As the government announces the probable end of all Covid related restrictions on 19th July 2021, many people are looking forward to not having to wear a mask and are jubilant at the idea of singing in church again.
We understand the desire to sing together in the church building again, many of us wish we could come into church and worship God by singing at the top of our voices; but it isn't possible for everyone and it won't feel safe for many.
As a community of disabled and chronically ill people, we have concerns that singing in a church building without masks or social distancing will make many people not feel safe attending and therefore, will exclude these people from church buildings.
We know churches want to invite everyone back into their buildings but might struggle to know what they can do to make it safe for those who are vulnerable. We hope that the following tips can help make worship in your church building as inclusive as possible. After all, that is the message Jesus shared in his ministry.
Hybrid church charter
We also encourage every church to keep their digital provision alive and interactive and to sign up to the Premier Digital hybrid church charter, which you can find out more about here: https://www.premierdigital.info/charter
"As social distancing regulations are relaxed it is vital that as we re-open the building doors of the church that we do not shut the digital doors! The future of the Church is hybrid, combining the best of what our buildings and traditions allow with the best of digital opportunities."
Theology of inclusion
There are many biblical passages about including everyone in the body of Christ. Here are a few as a reminder to us all…
Genesis Chapter 1, verse 27: “(So) God created humankind in His image, in the image of God He created them, male and female, He created them.” (NRSV)
Every single one of us is made in the image of God. In our strength and in our weakness, we are created and loved by God.
Galatians 3:26: “(For) in Christ Jesus you are all children of God through faith.” (NRSV)
We are all one in Jesus, we are all part of the worldwide Church and the purpose of the church is to bring people together.
This doesn't mean having everybody in the same building, that would be impossible across the world; but it does mean that we need to make every effort as church leaders to provide a space, place and welcome for everyone. Church can only really be church if every person has the opportunity to worship, belong and lead.
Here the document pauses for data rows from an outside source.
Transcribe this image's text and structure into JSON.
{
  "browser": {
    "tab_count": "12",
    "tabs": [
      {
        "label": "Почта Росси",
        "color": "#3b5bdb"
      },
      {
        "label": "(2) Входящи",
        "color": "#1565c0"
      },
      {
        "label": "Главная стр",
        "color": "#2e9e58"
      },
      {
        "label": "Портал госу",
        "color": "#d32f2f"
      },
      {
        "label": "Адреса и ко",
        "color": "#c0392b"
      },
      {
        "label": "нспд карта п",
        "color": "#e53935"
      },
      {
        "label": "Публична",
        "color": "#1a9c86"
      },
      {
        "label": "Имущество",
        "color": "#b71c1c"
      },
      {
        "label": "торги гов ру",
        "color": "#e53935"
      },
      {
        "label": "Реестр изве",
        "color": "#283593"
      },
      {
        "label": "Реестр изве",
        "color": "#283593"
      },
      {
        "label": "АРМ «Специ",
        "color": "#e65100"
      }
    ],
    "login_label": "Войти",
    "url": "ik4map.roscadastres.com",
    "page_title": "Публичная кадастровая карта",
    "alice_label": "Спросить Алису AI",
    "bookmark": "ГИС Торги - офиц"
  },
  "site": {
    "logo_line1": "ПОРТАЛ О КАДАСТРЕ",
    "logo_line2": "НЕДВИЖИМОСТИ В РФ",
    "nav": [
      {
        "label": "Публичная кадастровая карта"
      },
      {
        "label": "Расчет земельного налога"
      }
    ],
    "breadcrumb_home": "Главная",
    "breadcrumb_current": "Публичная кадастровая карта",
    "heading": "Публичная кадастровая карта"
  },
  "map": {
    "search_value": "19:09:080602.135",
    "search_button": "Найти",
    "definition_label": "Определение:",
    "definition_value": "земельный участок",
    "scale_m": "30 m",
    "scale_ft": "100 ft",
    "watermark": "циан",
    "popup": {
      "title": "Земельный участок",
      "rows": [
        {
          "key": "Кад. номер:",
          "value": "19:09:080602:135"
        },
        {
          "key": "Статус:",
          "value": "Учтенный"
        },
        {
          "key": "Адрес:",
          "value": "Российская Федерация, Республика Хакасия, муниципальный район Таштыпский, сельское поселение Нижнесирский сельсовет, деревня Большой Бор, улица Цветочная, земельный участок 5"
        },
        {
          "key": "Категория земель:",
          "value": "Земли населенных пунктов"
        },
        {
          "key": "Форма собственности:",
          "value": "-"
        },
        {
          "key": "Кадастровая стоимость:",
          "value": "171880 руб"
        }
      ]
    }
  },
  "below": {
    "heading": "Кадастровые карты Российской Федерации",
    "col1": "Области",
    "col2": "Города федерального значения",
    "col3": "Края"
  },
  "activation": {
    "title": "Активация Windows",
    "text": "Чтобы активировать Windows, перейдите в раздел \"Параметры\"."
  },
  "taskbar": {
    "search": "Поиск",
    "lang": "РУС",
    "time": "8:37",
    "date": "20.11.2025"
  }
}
Matthew 25:35 & 40b: “(For) I was hungry and you gave Me food, I was thirsty and you gave Me something to drink, I was a stranger and you welcomed Me, I was naked and you gave Me clothing, I was sick and you took care of Me, I was in prison and you visited Me” …. “Truly, I tell you, whatever you did for one of the least of these brothers and sisters of Mine, you did it to Me”. (NRSV)
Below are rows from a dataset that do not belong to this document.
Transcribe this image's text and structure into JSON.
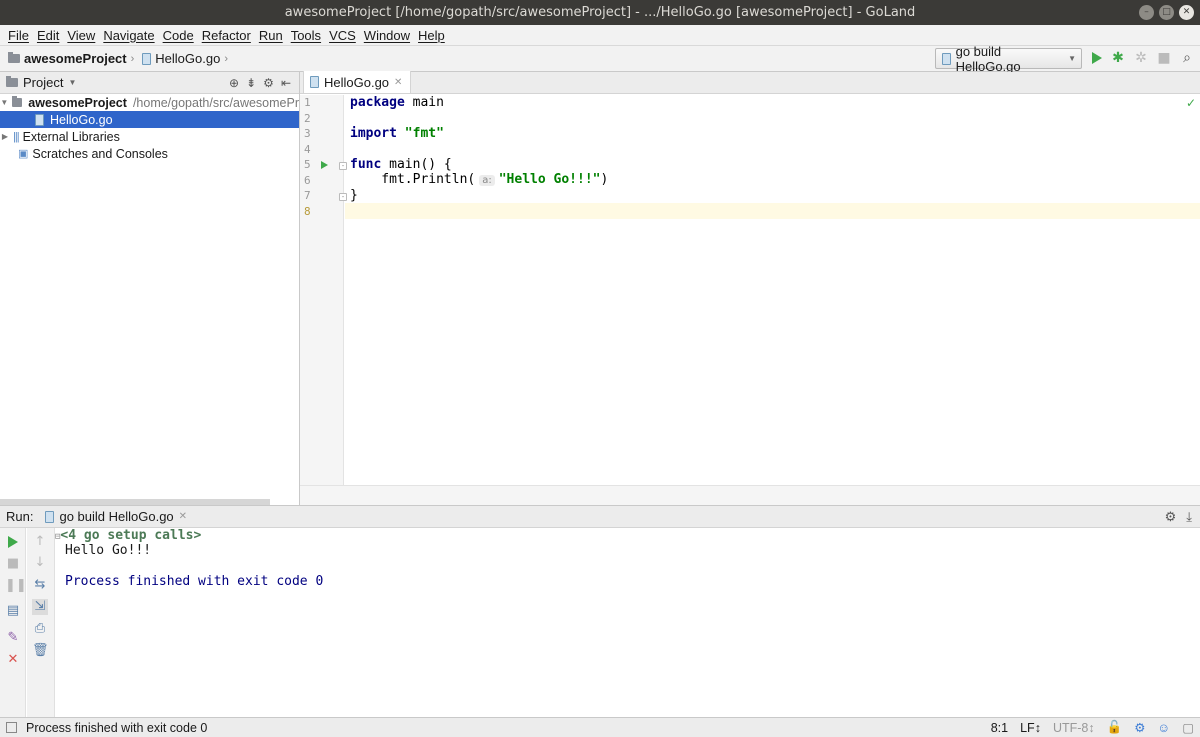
{
  "window": {
    "title": "awesomeProject [/home/gopath/src/awesomeProject] - .../HelloGo.go [awesomeProject] - GoLand"
  },
  "menu": [
    "File",
    "Edit",
    "View",
    "Navigate",
    "Code",
    "Refactor",
    "Run",
    "Tools",
    "VCS",
    "Window",
    "Help"
  ],
  "breadcrumb": {
    "project": "awesomeProject",
    "file": "HelloGo.go"
  },
  "run_config": {
    "label": "go build HelloGo.go"
  },
  "project_panel": {
    "title": "Project",
    "tree": [
      {
        "label": "awesomeProject",
        "path": "/home/gopath/src/awesomePr"
      },
      {
        "label": "HelloGo.go"
      },
      {
        "label": "External Libraries"
      },
      {
        "label": "Scratches and Consoles"
      }
    ]
  },
  "editor": {
    "tab": "HelloGo.go",
    "line_numbers": [
      "1",
      "2",
      "3",
      "4",
      "5",
      "6",
      "7",
      "8"
    ],
    "code": {
      "l1_kw": "package",
      "l1_rest": " main",
      "l3_kw": "import",
      "l3_str": "\"fmt\"",
      "l5_kw": "func",
      "l5_rest": " main() {",
      "l6_pre": "    fmt.Println(",
      "l6_hint": "a:",
      "l6_str": "\"Hello Go!!!\"",
      "l6_post": ")",
      "l7": "}"
    }
  },
  "run_panel": {
    "label": "Run:",
    "tab": "go build HelloGo.go",
    "console": {
      "setup": "<4 go setup calls>",
      "output": "Hello Go!!!",
      "finished": "Process finished with exit code 0"
    }
  },
  "statusbar": {
    "message": "Process finished with exit code 0",
    "position": "8:1",
    "line_sep": "LF↕",
    "encoding": "UTF-8",
    "encoding_arrow": "↕"
  }
}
Hospitality is at the core of our lives as disciples and of every church. God tells us to live hospitably, treating everyone as if they could be God. If, as a church, we make decisions that exclude people, we are separating ourselves from God.
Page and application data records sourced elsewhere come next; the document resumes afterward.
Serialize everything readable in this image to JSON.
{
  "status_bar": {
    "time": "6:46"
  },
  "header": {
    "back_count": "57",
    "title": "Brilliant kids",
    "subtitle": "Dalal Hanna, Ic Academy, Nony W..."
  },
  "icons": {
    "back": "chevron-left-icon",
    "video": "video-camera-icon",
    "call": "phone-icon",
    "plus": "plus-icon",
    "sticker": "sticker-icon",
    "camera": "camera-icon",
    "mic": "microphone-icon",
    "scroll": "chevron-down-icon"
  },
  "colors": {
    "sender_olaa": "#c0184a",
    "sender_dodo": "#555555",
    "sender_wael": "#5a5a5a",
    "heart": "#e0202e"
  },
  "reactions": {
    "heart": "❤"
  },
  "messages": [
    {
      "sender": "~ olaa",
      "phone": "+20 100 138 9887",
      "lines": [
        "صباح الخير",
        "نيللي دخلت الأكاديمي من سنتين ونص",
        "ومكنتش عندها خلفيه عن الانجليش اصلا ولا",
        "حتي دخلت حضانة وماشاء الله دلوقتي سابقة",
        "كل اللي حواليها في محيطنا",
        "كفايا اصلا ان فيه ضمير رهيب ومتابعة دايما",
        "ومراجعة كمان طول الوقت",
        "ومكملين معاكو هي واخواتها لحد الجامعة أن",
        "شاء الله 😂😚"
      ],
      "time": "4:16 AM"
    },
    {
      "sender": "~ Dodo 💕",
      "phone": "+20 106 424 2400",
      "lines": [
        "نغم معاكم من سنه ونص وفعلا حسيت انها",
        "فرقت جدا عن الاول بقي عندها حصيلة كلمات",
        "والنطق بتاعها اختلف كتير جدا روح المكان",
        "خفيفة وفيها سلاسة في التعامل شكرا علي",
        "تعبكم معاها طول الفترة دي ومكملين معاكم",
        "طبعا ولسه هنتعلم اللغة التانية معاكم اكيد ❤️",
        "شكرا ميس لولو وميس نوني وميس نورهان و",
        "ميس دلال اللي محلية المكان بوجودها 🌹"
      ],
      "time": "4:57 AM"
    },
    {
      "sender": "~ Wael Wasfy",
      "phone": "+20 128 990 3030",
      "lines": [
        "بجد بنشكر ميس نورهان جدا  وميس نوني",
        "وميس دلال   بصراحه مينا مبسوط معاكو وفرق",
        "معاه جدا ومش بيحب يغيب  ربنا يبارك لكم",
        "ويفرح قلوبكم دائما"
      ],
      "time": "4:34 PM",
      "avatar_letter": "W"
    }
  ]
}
Practical tips for making on-site worship accessible and safe for those who are vulnerable
Check in and sanitiser provision
- It might not be essential to check in but it will provide an extra level of reassurance for everyone to know they will be informed if someone in the service with them tests positive for Covid.
Ventilation is one of the best ways of reducing the risks of spreading Covid-19.
Wear masks when singing
- Fling open the doors and windows - In doing so, you will be sharing the worship with your community
- Leave the areas near the open doors and windows available for those who are more vulnerable.
Keep some distance between bubbles of people where possible
- It might not feel as freeing to sing with a mask on, but this is a good compromise to allow those who are anxious or vulnerable to feel safer
Remind everyone not to get too close to others without asking if they are comfortable
- Space out your seating as much as possible to allow bubbles to keep some distance from each other
- Or provide an area of the church building where people can distance themselves from the crowd
Be clear about what is expected of people before they come into the building and what is provided
- This is a simple but powerful way of making people feel safe
- Put notices up in the space, announce it from the front and put it on your social media reminding everyone to check before moving close to people
- Information, information, information
- This is actually less about telling people how you expect them to behave and MORE about reassuring those who are anxious to stay safe that their concerns are being taken seriously
- Update your website with details of what worship will look like and operate, with photos of the worship space and systems in place to ensure everyone feels welcome and safe. Put up posters on the outside of the building or in the entry so everyone knows what to expect and what they is expected of them
Final thought: all life is real life
We have spent 18 months worshipping and connecting as a church online. This is not a lower or lesser form of church, it is a different way of being church. Of course many people want to get back into the church buildings, but many never could and more now can't or don't feel safe enough to so. Many churches will have new members who joined during the pandemic and they may well wish to keep worshipping online. This is church as much now as it was when we were all in lockdown.
We all live in real life, whether we are in a church building or online; let's ensure that online church is just as valued as attending church in a building.
By Emma Major and Laura Neale
Posted: 07/07/2021 18:05:38 by